Anyone can have 60,000 followers on Twitter, but if none of those people really care about your business, there’s little point. Indeed, artificially acquiring a huge number of followers looks unnatural and can put off real customers. It’s dishonest and your potential customers will see it as such.
You’re far better off having a few dozen engaged followers than a hundred thousand all unengaged. Building a large, engaged following does take time, but it’ll reap rewards in the long run.
Posting irrelevant content
Once you’ve found your relevant audience, make sure you’re producing social media posts they’ll find relevant.
It’s perfectly fine to occasionally share a personal insight or an interpretation on a current event – particularly if it makes you or your business sound interesting.
But the most successful business accounts on social media are highly targeted. It makes sense really: you’re targeting a specific audience so they expect you to post about specific subjects. Otherwise they’ll soon disengage.
Once you’ve fleshed out your social media strategy, and it’s working, maintain that focus.
And every time you go to post something, think back to your content strategy you so carefully planned and think: “Does my audience really care about this?”
Statistics are key
When your social media sharing is in full swing, how do you know if your efforts are working? And how do you know what to change? Take advantage of the inbuilt statistics social media sites provide. These give really useful insights into how popular your social media posts are.
Post views, profile views, shares, likes, favourites and click throughs are all useful metrics for assessing whether your audience is engaged with your content. As such, they should help guide your upcoming social media posts.
If you’re getting poor engagement, assess why. Is it just because you’re still building up your following? Or could your social media posts do with a little TLC?
You can also keep track of referrals to your website from social media using Google Analytics – this will indicate how effectively your social media strategy is driving traffic to your website, and if users enjoy the content once they arrive.

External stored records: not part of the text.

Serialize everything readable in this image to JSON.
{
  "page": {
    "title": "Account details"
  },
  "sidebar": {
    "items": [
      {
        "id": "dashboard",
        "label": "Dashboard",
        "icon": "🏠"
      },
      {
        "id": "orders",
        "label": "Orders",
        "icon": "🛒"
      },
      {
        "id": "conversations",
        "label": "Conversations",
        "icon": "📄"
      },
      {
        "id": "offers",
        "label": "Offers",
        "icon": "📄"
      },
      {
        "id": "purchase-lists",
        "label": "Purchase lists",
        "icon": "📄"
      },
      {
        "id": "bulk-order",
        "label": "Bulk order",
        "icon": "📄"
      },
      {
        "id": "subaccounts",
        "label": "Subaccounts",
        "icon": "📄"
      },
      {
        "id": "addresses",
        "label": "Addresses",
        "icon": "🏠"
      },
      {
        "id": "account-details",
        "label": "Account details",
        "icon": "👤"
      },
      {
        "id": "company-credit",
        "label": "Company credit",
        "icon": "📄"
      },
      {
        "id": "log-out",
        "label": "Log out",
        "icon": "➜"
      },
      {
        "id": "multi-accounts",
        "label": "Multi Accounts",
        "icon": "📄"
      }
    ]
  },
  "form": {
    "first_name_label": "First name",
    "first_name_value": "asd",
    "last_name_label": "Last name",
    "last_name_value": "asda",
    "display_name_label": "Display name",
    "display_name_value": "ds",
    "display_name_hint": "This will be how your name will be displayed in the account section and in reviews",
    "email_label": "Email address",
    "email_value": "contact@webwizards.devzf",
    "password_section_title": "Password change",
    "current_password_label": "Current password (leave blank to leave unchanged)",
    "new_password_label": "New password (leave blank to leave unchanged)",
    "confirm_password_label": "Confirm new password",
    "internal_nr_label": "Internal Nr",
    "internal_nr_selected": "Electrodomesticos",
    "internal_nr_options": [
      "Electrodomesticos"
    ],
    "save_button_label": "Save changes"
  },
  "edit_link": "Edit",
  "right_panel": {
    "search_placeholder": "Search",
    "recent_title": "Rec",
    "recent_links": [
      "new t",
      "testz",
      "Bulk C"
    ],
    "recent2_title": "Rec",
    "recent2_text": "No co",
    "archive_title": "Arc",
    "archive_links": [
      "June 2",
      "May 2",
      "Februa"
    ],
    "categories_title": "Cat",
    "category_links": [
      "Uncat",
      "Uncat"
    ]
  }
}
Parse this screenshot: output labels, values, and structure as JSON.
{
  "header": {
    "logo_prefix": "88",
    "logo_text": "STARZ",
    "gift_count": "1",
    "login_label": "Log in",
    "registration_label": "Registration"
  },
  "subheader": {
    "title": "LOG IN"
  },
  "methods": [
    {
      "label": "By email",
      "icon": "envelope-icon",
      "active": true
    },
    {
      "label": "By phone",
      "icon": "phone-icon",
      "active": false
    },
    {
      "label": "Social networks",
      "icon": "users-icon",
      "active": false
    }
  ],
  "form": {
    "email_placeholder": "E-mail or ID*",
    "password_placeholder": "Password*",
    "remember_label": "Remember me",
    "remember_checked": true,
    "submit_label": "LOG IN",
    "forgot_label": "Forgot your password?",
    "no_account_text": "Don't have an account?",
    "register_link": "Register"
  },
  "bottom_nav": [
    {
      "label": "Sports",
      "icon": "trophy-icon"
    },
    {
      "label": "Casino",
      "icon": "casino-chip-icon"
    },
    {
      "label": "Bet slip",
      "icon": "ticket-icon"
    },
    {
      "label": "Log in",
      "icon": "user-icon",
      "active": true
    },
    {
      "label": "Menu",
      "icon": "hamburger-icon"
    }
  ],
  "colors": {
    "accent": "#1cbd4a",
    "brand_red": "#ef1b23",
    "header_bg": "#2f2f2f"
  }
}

The more stats you have, the easier it is to pinpoint areas for improvement.
Over to you. Do you struggle with engagement on social media? Which social networks work particularly well for you? Let us know in the comments below.